How to complete this task: Find all the lines in the entries below that hold the word "icon" and copy them.

Available data:
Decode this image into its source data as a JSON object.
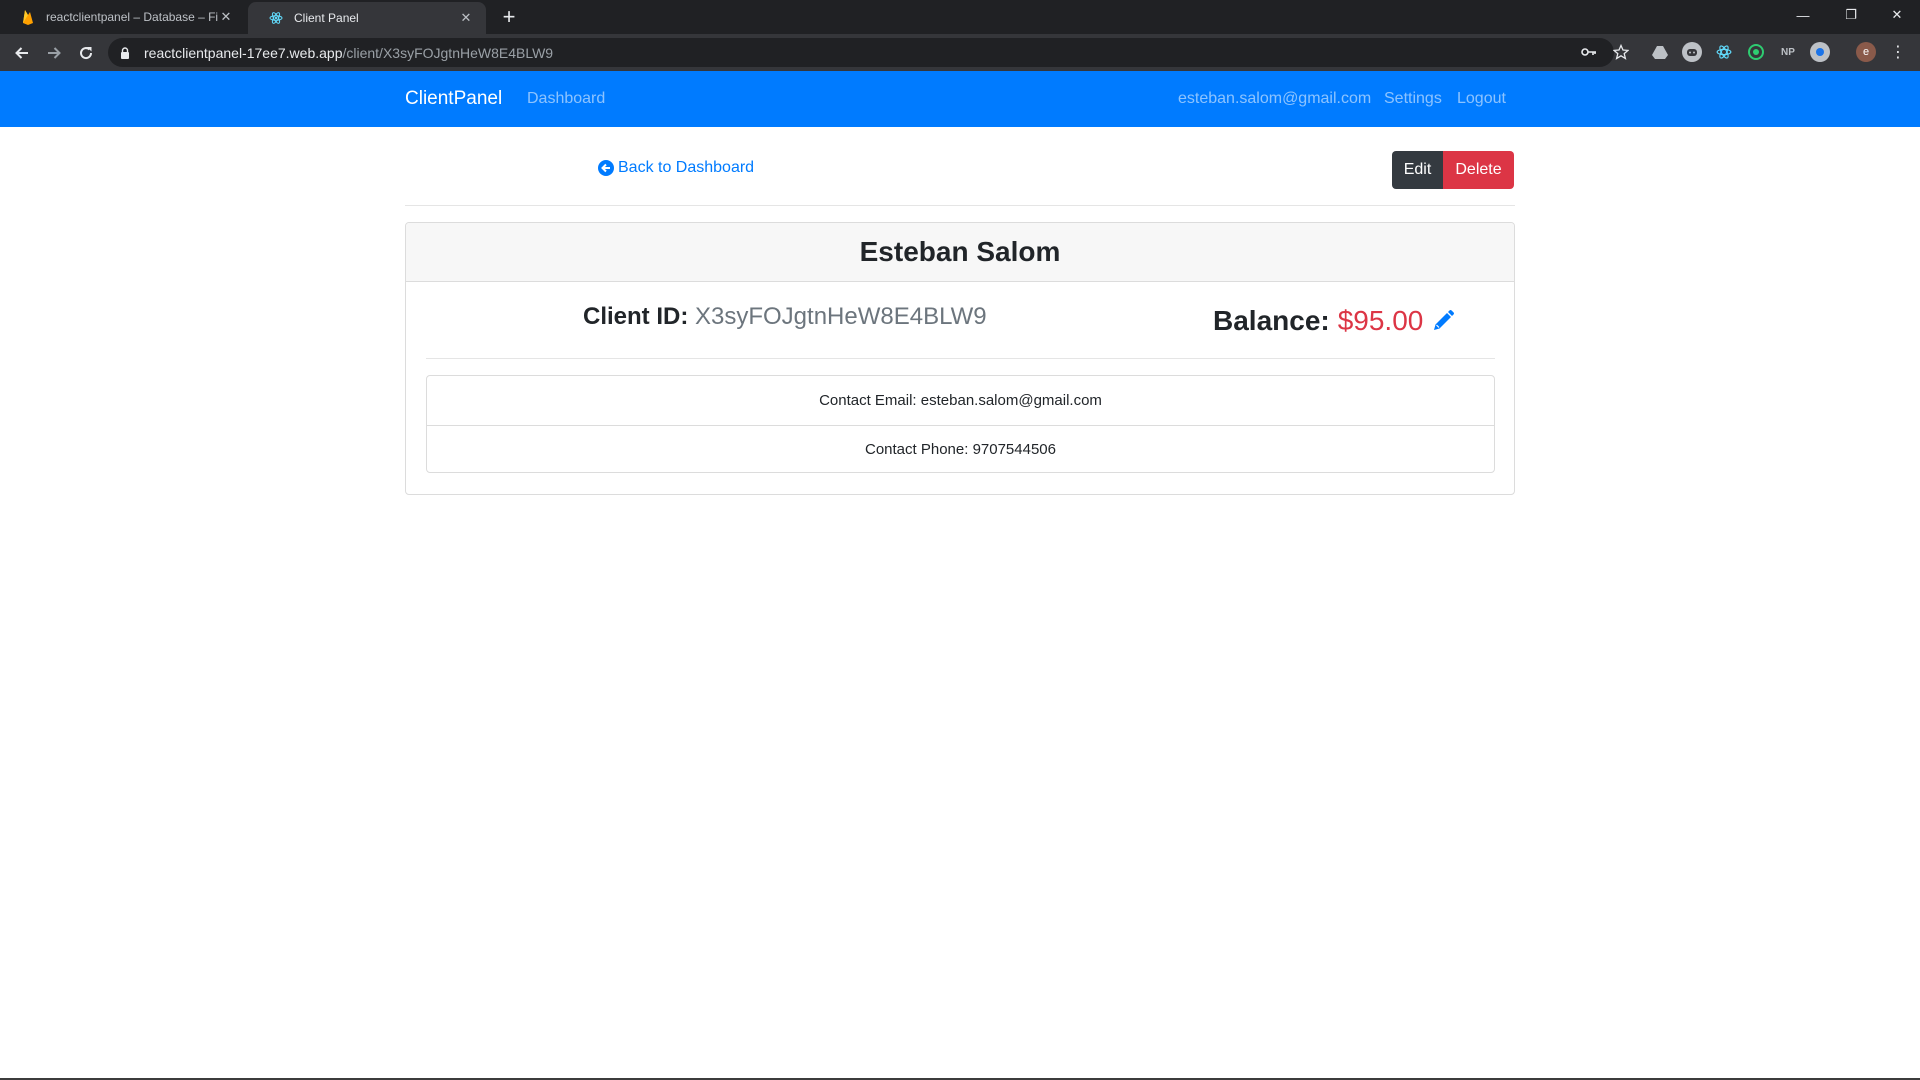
{
  "browser": {
    "tabs": [
      {
        "title": "reactclientpanel – Database – Firebase",
        "favicon": "firebase-icon",
        "active": false
      },
      {
        "title": "Client Panel",
        "favicon": "react-icon",
        "active": true
      }
    ],
    "close_glyph": "✕",
    "new_tab_glyph": "+",
    "window_controls": {
      "minimize": "—",
      "restore": "❐",
      "close": "✕"
    },
    "address": {
      "host": "reactclientpanel-17ee7.web.app",
      "path": "/client/X3syFOJgtnHeW8E4BLW9"
    },
    "extensions": [
      "drive-icon",
      "discord-icon",
      "react-devtools-icon",
      "redux-icon",
      "NP",
      "extension-icon"
    ],
    "profile_initial": "e"
  },
  "navbar": {
    "brand": "ClientPanel",
    "dashboard": "Dashboard",
    "user_email": "esteban.salom@gmail.com",
    "settings": "Settings",
    "logout": "Logout",
    "color": "#007bff"
  },
  "page": {
    "back_link": "Back to Dashboard",
    "edit_label": "Edit",
    "delete_label": "Delete"
  },
  "client": {
    "name": "Esteban Salom",
    "id_label": "Client ID:",
    "id": "X3syFOJgtnHeW8E4BLW9",
    "balance_label": "Balance:",
    "balance": "$95.00",
    "contact_email_label": "Contact Email:",
    "contact_email": "esteban.salom@gmail.com",
    "contact_phone_label": "Contact Phone:",
    "contact_phone": "9707544506"
  },
  "colors": {
    "primary": "#007bff",
    "danger": "#dc3545",
    "dark": "#343a40",
    "muted": "#6c757d"
  }
}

Answer to this problem:
        "favicon": "firebase-icon",
        "favicon": "react-icon",
      "drive-icon",
      "discord-icon",
      "react-devtools-icon",
      "redux-icon",
      "extension-icon"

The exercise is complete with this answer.